[DATA]:
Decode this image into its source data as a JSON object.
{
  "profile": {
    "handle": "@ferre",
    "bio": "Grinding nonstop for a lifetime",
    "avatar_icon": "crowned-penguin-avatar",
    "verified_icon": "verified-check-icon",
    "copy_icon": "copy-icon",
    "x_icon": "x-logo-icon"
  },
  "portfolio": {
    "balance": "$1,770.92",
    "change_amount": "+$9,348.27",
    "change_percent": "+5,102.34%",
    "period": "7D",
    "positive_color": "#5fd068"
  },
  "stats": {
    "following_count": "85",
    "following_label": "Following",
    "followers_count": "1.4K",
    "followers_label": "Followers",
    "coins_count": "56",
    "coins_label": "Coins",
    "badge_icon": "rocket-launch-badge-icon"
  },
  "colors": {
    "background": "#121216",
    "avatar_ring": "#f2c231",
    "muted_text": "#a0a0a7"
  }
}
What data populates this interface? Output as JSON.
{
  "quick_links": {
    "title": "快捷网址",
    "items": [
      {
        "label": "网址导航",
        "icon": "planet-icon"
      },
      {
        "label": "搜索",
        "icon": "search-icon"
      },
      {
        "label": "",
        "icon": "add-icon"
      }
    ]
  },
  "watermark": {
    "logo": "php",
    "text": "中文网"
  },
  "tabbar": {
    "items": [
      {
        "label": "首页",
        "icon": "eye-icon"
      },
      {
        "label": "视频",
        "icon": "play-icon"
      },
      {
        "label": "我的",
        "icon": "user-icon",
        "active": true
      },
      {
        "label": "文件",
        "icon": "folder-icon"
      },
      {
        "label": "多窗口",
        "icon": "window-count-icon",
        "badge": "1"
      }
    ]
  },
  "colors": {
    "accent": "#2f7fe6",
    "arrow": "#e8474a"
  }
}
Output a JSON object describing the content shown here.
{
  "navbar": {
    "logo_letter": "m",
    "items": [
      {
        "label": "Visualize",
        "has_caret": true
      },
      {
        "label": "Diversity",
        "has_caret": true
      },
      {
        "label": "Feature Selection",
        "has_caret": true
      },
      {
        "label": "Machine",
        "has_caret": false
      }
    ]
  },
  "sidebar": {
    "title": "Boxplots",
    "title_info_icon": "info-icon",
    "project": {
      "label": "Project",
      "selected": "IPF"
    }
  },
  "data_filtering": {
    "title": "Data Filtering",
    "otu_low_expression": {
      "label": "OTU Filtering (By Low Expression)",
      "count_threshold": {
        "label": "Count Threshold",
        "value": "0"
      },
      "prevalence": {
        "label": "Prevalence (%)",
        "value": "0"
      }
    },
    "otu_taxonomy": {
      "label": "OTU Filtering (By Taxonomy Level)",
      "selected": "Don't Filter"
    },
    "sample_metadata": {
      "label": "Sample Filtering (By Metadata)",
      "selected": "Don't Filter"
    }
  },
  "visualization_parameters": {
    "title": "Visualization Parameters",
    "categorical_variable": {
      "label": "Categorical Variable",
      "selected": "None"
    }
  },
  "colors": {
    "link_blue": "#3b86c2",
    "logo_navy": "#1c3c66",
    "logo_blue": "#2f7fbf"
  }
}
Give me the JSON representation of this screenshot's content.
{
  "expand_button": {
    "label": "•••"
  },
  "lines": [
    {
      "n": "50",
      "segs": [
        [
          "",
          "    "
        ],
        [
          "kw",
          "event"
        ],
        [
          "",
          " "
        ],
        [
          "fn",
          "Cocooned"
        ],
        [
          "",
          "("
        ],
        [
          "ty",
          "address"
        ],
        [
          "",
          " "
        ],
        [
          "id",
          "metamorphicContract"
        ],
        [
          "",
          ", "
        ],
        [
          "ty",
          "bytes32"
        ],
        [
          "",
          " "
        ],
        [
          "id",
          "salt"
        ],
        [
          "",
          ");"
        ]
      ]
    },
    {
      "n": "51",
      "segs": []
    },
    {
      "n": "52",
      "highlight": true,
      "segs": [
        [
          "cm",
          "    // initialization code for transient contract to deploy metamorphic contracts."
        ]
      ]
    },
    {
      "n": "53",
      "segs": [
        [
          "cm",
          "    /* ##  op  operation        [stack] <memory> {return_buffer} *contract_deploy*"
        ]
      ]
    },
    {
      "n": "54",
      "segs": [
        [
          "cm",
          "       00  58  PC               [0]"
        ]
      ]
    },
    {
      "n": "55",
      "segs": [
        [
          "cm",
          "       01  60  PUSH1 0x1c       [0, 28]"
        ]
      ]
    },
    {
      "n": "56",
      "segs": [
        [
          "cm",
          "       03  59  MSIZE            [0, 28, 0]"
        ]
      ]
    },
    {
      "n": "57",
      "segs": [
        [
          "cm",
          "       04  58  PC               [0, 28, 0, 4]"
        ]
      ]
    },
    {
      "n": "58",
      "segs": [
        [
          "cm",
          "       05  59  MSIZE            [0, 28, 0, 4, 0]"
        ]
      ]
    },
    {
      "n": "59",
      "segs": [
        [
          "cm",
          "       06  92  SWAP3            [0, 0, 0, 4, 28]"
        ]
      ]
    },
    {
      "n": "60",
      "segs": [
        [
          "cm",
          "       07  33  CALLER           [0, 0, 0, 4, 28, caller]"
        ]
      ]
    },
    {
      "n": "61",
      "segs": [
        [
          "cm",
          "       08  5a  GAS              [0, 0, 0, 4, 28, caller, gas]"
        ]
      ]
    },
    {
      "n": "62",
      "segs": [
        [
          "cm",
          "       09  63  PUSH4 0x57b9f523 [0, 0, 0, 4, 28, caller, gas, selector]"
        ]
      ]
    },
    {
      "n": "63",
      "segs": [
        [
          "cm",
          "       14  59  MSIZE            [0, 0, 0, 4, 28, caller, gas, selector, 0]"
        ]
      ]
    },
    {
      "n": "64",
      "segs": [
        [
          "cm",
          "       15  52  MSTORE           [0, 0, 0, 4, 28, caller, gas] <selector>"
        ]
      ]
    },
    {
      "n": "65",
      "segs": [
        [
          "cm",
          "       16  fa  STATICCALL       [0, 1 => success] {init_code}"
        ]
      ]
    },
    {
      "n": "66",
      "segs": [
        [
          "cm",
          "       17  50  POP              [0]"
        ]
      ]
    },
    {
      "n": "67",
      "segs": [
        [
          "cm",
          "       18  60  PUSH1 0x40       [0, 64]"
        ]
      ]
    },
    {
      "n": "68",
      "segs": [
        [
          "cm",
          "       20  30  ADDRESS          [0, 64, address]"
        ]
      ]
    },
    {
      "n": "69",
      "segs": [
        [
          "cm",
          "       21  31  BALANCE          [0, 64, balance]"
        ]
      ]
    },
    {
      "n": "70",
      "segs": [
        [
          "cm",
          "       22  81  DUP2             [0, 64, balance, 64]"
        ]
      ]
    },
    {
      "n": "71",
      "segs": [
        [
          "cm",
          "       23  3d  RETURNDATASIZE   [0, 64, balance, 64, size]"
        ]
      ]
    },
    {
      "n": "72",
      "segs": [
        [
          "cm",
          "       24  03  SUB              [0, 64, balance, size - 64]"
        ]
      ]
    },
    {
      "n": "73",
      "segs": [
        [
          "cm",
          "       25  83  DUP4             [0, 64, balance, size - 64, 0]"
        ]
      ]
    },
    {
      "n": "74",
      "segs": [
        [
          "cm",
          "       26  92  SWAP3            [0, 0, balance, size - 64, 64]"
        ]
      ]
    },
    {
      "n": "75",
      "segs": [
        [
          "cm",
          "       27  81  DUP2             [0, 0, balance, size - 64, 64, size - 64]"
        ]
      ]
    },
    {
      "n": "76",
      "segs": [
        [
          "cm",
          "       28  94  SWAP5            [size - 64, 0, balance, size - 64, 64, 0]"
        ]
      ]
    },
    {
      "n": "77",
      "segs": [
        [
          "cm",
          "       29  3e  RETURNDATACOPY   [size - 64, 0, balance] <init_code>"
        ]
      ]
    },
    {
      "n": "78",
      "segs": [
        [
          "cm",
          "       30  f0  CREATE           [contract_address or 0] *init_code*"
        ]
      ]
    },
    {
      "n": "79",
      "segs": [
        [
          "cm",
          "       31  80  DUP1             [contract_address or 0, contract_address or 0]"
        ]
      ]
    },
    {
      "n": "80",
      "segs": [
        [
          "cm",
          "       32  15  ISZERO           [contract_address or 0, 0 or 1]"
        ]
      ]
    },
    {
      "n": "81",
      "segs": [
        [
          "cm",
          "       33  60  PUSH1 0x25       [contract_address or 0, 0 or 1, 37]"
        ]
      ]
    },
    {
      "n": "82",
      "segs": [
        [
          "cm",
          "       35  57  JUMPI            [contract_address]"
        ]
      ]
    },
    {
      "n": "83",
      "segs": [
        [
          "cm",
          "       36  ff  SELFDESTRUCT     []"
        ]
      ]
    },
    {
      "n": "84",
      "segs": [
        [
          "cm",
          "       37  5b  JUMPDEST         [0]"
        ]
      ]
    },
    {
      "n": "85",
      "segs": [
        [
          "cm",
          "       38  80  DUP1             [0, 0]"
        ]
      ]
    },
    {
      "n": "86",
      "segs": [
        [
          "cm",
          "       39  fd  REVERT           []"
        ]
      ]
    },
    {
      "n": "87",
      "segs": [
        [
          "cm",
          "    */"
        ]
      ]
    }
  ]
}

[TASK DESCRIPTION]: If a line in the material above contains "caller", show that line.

[RESULT OF THIS TASK]:
          "       07  33  CALLER           [0, 0, 0, 4, 28, caller]"
          "       08  5a  GAS              [0, 0, 0, 4, 28, caller, gas]"
          "       09  63  PUSH4 0x57b9f523 [0, 0, 0, 4, 28, caller, gas, selector]"
          "       14  59  MSIZE            [0, 0, 0, 4, 28, caller, gas, selector, 0]"
          "       15  52  MSTORE           [0, 0, 0, 4, 28, caller, gas] <selector>"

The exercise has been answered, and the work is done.